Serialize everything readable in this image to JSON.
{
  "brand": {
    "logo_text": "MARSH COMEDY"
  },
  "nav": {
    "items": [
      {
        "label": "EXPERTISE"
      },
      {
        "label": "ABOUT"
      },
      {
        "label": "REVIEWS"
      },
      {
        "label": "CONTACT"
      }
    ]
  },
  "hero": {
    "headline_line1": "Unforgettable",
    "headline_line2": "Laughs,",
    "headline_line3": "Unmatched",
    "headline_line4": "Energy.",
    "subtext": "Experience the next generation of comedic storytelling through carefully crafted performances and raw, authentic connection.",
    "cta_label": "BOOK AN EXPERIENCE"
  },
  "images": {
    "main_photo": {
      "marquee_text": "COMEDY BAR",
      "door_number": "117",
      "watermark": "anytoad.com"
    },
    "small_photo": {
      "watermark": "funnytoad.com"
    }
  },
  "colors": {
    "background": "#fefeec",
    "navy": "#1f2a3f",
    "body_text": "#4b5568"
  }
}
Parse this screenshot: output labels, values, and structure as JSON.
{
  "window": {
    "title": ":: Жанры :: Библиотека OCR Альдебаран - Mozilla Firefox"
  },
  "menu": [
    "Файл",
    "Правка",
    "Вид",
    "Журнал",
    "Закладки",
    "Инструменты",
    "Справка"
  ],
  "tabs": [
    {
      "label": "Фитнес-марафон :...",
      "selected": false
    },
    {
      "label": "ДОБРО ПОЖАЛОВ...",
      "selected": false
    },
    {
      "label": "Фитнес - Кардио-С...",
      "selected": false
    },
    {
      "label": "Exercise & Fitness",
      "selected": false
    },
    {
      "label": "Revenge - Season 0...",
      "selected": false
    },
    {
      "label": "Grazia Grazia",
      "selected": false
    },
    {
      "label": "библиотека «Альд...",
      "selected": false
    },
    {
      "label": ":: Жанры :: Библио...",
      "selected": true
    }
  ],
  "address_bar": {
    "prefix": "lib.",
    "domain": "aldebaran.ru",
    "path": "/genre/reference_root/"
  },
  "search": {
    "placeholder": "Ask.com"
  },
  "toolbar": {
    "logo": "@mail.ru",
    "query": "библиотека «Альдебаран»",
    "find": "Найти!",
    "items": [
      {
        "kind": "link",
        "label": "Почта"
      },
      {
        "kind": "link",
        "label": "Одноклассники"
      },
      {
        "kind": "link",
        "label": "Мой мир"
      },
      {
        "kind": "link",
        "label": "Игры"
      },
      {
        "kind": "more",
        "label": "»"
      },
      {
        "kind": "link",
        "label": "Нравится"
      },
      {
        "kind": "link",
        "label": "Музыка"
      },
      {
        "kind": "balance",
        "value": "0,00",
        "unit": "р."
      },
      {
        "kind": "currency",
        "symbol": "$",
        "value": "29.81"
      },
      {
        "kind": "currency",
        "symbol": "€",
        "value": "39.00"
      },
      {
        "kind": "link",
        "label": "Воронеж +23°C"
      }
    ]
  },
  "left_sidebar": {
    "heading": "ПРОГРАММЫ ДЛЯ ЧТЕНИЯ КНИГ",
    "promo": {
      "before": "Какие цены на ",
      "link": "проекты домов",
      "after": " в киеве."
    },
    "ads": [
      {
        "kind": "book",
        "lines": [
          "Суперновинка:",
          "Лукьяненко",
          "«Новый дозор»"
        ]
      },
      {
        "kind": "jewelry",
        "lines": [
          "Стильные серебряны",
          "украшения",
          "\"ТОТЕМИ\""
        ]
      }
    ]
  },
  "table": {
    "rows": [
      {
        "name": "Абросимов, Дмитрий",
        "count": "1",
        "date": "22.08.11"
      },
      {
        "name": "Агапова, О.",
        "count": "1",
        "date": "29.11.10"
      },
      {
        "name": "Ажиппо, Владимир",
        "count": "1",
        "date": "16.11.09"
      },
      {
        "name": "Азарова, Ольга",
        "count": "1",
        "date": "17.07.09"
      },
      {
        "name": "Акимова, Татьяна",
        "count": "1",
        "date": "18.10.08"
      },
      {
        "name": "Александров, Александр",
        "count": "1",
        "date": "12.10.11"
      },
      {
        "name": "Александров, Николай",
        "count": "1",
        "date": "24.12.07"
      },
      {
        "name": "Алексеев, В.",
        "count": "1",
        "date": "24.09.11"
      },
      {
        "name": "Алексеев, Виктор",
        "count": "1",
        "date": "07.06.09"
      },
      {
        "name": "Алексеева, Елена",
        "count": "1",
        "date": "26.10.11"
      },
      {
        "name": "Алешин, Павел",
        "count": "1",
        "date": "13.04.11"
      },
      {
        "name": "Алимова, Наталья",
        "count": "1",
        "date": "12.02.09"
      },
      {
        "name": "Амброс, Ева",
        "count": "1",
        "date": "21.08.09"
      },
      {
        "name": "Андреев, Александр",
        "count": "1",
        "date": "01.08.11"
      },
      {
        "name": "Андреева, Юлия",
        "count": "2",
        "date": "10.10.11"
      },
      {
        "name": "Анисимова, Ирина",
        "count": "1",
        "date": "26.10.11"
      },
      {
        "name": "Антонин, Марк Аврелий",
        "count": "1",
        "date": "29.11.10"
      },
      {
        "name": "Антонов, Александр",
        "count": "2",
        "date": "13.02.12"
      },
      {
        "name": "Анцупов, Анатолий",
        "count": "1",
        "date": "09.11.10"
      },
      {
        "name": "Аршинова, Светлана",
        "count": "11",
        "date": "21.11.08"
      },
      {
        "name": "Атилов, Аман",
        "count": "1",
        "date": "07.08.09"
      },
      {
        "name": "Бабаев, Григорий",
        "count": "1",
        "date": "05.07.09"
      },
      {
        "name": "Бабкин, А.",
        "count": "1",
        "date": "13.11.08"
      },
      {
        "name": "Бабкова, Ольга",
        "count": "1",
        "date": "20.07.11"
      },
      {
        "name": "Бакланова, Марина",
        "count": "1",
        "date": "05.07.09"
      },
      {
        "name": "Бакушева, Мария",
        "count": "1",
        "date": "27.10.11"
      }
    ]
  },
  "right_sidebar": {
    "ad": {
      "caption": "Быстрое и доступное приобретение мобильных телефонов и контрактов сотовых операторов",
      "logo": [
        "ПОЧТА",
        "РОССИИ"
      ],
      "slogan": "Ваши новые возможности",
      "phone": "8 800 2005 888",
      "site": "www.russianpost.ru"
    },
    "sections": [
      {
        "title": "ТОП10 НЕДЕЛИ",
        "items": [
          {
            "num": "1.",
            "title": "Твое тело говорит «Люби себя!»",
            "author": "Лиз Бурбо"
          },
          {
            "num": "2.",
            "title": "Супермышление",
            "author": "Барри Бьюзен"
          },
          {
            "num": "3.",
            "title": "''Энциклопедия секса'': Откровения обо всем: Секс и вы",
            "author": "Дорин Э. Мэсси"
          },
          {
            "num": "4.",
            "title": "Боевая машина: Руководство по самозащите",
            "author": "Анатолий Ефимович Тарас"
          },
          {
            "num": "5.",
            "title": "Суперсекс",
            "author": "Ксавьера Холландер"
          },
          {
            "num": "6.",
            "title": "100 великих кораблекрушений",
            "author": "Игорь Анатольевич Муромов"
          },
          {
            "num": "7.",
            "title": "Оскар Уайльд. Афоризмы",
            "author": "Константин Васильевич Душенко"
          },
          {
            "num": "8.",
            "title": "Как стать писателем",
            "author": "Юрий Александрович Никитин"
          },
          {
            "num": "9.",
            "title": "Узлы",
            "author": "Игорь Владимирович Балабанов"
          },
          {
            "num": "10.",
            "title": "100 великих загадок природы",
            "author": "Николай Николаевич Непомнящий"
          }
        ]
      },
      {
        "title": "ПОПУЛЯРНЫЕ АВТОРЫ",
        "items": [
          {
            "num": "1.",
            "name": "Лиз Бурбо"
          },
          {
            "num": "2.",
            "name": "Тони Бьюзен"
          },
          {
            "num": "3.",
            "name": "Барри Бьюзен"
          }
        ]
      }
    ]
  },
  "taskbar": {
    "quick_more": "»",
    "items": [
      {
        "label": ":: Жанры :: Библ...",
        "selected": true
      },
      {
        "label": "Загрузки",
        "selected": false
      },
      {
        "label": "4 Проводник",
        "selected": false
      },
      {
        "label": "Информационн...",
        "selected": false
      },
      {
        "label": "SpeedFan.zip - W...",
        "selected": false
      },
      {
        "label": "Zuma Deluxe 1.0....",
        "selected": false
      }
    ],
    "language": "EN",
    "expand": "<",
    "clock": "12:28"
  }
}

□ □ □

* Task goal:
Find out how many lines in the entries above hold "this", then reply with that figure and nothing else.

* Response to the task:
2